Web page and app entries:
* * * * * * *
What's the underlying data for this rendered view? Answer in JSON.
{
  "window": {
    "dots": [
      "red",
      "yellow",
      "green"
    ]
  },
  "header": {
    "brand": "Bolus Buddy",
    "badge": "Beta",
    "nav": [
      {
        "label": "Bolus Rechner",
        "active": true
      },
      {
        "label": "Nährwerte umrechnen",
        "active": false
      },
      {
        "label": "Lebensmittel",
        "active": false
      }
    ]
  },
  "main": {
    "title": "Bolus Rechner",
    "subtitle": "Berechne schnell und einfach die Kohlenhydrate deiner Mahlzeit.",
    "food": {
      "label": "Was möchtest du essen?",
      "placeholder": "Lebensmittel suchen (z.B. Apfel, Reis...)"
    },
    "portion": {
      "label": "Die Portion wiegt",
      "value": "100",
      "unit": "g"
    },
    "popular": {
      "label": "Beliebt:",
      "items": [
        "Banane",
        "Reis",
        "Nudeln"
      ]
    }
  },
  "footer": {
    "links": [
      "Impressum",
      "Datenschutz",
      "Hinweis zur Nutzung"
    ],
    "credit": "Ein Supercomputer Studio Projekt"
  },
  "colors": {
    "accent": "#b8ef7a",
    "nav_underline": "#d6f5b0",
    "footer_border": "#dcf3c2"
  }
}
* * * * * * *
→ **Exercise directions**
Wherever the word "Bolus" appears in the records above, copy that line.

→ **Response below**
    "brand": "Bolus Buddy",
        "label": "Bolus Rechner",
    "title": "Bolus Rechner",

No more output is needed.